·
Registered
Joined
·
5,425 Posts
On second story addition jobs when I was unsure of the existing structure I built the second story independent. Posts and beams can be structured to support the second story independently of the existing structure. If designed properly, it can add to the visual appeal of the structure.
I AM DOING A Second floor now, existing home 1903, no footings, underpinned 4 corners, build a crib using 4 corners, hung the whole 2nd floor above the existing structure. GMOD
 

·
Registered
Joined
·
7 Posts
Discussion Starter · #18 ·
Thanks for all of the great suggestions! I contacted the county, they can give me the builder but not the manufacturer, so I'll see how far I get with that. Our architect is out of the country until after x-mas, but I have already been talking with her about it. Thanks again!

Stacy
 

·
Al Smith
Joined
·
2,392 Posts
plating instead of sistering

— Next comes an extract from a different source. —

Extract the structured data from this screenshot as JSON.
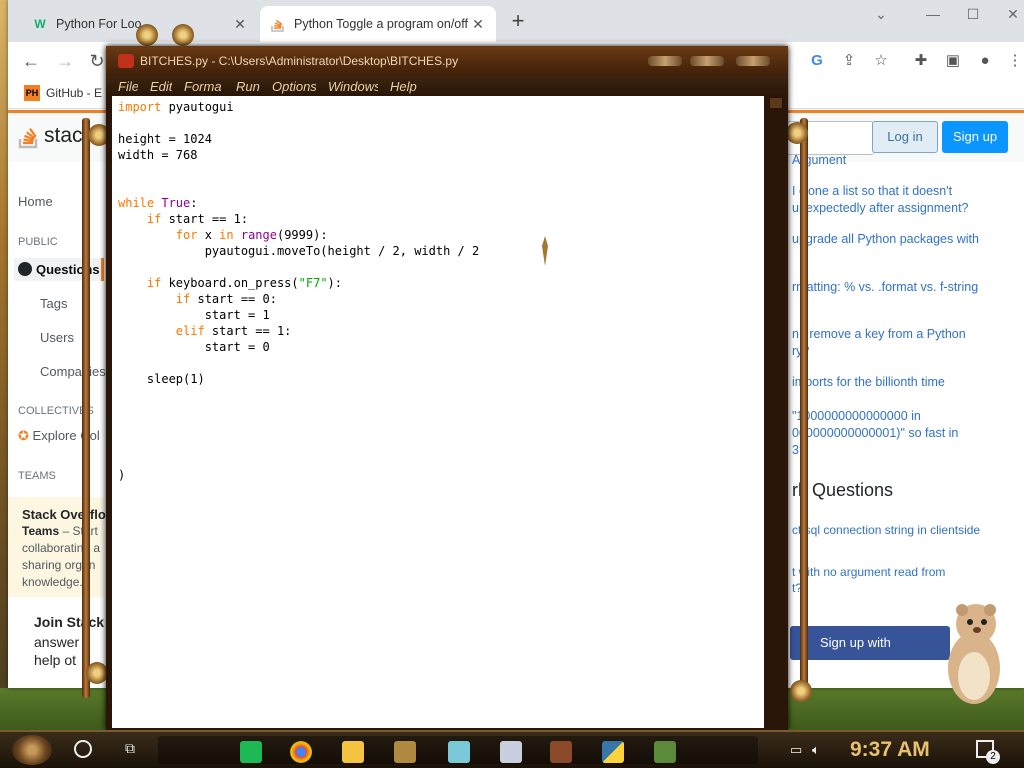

And when you plate on top of the existing ceiling joists for new floor joists , assuming your ceiling joists arent cut/clipped at the ends for the roof,. that's going to add two risers to your new stairs.
 

·
Registered
Joined
·
90 Posts
Can this be done?...What should I look for?
Stacy
yes, it can be done. typically the 1st floor of a modular, wood frame, single family unit has tilt-up truss roof system with osb sheathing resting on 2x8 or 2x10 rim joists. there won't be a sub-floor and joists will insulated to code typically r-30 bat. critical path is to demo roof, temp protection, sub-floor, frame and weather tight. pick your start-work season carefully. include with drywall compound of all 1st floor seems / edges and and re-paint the entire interior. homeowner shouldn't live in the house during construction if possible, and if they do pad your allowances for temp heat / protection / cleaning.

everything below the plate is tight, doing fitout or posting-up on the 1st deck will be more time consuming compared with stick-frame.
 
1 - 20 of 21 Posts
Top